** TASK ITEM **
An exact copy of all the data is required, with pictures left out.

Web page and app entries
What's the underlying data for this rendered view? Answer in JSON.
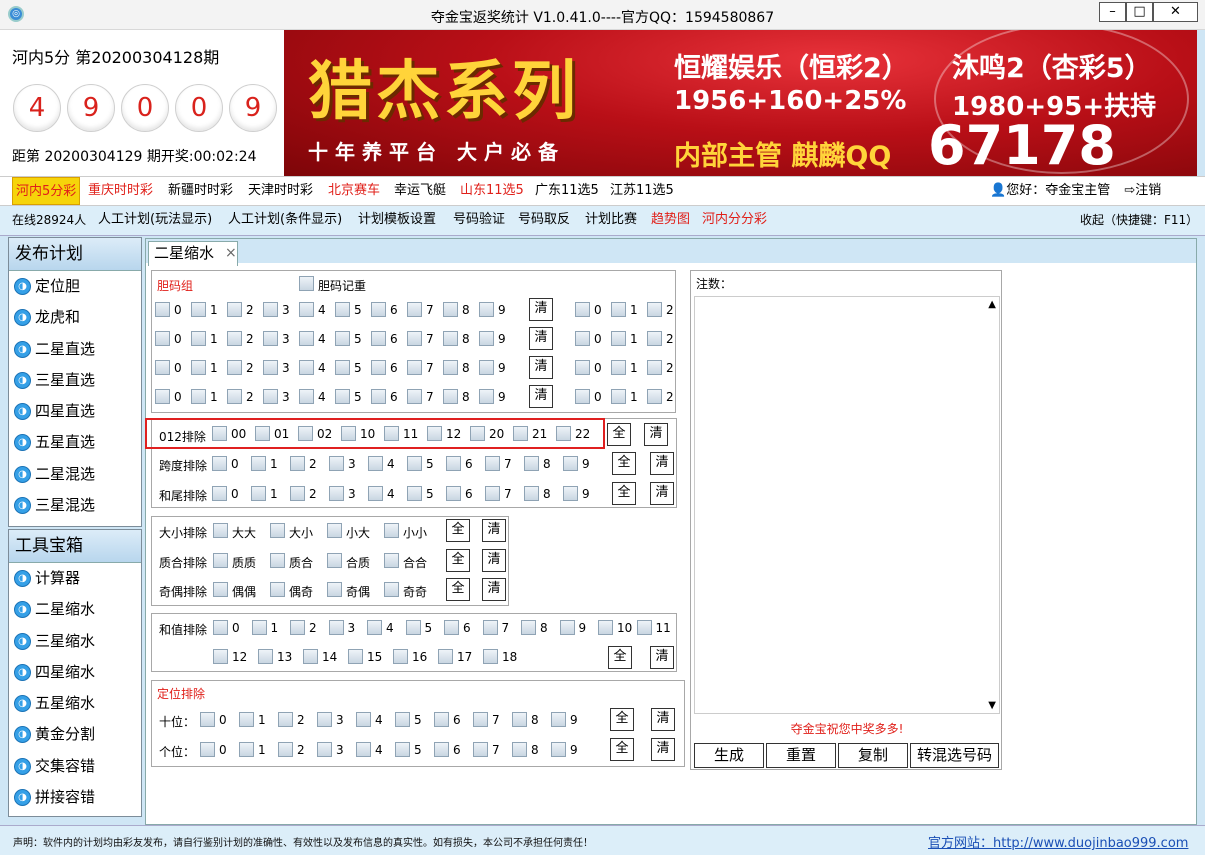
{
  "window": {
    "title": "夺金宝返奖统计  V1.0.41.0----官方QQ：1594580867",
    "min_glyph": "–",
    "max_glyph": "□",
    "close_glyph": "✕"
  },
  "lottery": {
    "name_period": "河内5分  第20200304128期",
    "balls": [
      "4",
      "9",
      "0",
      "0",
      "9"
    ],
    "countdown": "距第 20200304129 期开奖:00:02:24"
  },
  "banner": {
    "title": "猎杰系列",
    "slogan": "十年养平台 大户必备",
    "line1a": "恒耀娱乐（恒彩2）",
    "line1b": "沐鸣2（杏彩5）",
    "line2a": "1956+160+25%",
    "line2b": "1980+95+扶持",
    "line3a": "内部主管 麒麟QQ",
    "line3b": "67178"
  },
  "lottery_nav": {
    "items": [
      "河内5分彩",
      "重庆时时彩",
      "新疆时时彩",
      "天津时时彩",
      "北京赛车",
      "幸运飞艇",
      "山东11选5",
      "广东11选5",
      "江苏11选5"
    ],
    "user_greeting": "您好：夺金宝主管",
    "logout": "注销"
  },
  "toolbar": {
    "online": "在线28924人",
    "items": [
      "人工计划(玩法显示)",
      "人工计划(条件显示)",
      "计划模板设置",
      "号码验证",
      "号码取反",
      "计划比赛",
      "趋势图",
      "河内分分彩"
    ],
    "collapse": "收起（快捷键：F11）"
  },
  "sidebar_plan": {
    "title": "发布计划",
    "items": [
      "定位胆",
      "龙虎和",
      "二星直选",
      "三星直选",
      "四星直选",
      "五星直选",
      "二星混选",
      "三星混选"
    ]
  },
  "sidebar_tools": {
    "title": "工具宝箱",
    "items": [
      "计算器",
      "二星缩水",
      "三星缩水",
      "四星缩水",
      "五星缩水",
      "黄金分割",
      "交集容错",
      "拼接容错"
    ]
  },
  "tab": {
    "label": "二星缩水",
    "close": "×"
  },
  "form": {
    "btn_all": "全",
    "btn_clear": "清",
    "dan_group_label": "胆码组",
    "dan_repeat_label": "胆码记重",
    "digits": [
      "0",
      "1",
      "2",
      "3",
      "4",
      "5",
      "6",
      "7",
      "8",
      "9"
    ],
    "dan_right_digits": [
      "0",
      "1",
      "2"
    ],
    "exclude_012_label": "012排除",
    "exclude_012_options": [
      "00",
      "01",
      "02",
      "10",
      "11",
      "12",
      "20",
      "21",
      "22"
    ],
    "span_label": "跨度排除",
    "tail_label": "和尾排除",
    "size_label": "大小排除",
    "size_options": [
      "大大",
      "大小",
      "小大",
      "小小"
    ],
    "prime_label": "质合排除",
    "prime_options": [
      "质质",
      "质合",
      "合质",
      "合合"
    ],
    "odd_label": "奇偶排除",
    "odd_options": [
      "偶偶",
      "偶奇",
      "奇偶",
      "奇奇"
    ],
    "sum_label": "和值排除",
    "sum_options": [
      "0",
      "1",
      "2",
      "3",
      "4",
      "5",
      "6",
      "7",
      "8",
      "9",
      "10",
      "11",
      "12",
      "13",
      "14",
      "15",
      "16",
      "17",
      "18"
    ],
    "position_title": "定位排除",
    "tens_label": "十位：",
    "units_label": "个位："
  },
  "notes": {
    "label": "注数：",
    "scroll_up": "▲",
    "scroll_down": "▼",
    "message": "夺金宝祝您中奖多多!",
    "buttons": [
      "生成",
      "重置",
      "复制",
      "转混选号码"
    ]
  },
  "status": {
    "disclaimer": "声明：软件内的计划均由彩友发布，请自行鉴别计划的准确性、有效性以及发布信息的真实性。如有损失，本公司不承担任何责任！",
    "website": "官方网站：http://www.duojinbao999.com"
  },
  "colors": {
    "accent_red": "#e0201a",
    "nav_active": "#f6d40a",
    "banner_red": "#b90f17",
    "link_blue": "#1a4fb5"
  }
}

** TASK RESPONSE **
What's the underlying data for this rendered view? Answer in JSON.
{
  "window": {
    "title": "夺金宝返奖统计  V1.0.41.0----官方QQ：1594580867",
    "min_glyph": "–",
    "max_glyph": "□",
    "close_glyph": "✕"
  },
  "lottery": {
    "name_period": "河内5分  第20200304128期",
    "balls": [
      "4",
      "9",
      "0",
      "0",
      "9"
    ],
    "countdown": "距第 20200304129 期开奖:00:02:24"
  },
  "banner": {
    "title": "猎杰系列",
    "slogan": "十年养平台 大户必备",
    "line1a": "恒耀娱乐（恒彩2）",
    "line1b": "沐鸣2（杏彩5）",
    "line2a": "1956+160+25%",
    "line2b": "1980+95+扶持",
    "line3a": "内部主管 麒麟QQ",
    "line3b": "67178"
  },
  "lottery_nav": {
    "items": [
      "河内5分彩",
      "重庆时时彩",
      "新疆时时彩",
      "天津时时彩",
      "北京赛车",
      "幸运飞艇",
      "山东11选5",
      "广东11选5",
      "江苏11选5"
    ],
    "user_greeting": "您好：夺金宝主管",
    "logout": "注销"
  },
  "toolbar": {
    "online": "在线28924人",
    "items": [
      "人工计划(玩法显示)",
      "人工计划(条件显示)",
      "计划模板设置",
      "号码验证",
      "号码取反",
      "计划比赛",
      "趋势图",
      "河内分分彩"
    ],
    "collapse": "收起（快捷键：F11）"
  },
  "sidebar_plan": {
    "title": "发布计划",
    "items": [
      "定位胆",
      "龙虎和",
      "二星直选",
      "三星直选",
      "四星直选",
      "五星直选",
      "二星混选",
      "三星混选"
    ]
  },
  "sidebar_tools": {
    "title": "工具宝箱",
    "items": [
      "计算器",
      "二星缩水",
      "三星缩水",
      "四星缩水",
      "五星缩水",
      "黄金分割",
      "交集容错",
      "拼接容错"
    ]
  },
  "tab": {
    "label": "二星缩水",
    "close": "×"
  },
  "form": {
    "btn_all": "全",
    "btn_clear": "清",
    "dan_group_label": "胆码组",
    "dan_repeat_label": "胆码记重",
    "digits": [
      "0",
      "1",
      "2",
      "3",
      "4",
      "5",
      "6",
      "7",
      "8",
      "9"
    ],
    "dan_right_digits": [
      "0",
      "1",
      "2"
    ],
    "exclude_012_label": "012排除",
    "exclude_012_options": [
      "00",
      "01",
      "02",
      "10",
      "11",
      "12",
      "20",
      "21",
      "22"
    ],
    "span_label": "跨度排除",
    "tail_label": "和尾排除",
    "size_label": "大小排除",
    "size_options": [
      "大大",
      "大小",
      "小大",
      "小小"
    ],
    "prime_label": "质合排除",
    "prime_options": [
      "质质",
      "质合",
      "合质",
      "合合"
    ],
    "odd_label": "奇偶排除",
    "odd_options": [
      "偶偶",
      "偶奇",
      "奇偶",
      "奇奇"
    ],
    "sum_label": "和值排除",
    "sum_options": [
      "0",
      "1",
      "2",
      "3",
      "4",
      "5",
      "6",
      "7",
      "8",
      "9",
      "10",
      "11",
      "12",
      "13",
      "14",
      "15",
      "16",
      "17",
      "18"
    ],
    "position_title": "定位排除",
    "tens_label": "十位：",
    "units_label": "个位："
  },
  "notes": {
    "label": "注数：",
    "scroll_up": "▲",
    "scroll_down": "▼",
    "message": "夺金宝祝您中奖多多!",
    "buttons": [
      "生成",
      "重置",
      "复制",
      "转混选号码"
    ]
  },
  "status": {
    "disclaimer": "声明：软件内的计划均由彩友发布，请自行鉴别计划的准确性、有效性以及发布信息的真实性。如有损失，本公司不承担任何责任！",
    "website": "官方网站：http://www.duojinbao999.com"
  },
  "colors": {
    "accent_red": "#e0201a",
    "nav_active": "#f6d40a",
    "banner_red": "#b90f17",
    "link_blue": "#1a4fb5"
  }
}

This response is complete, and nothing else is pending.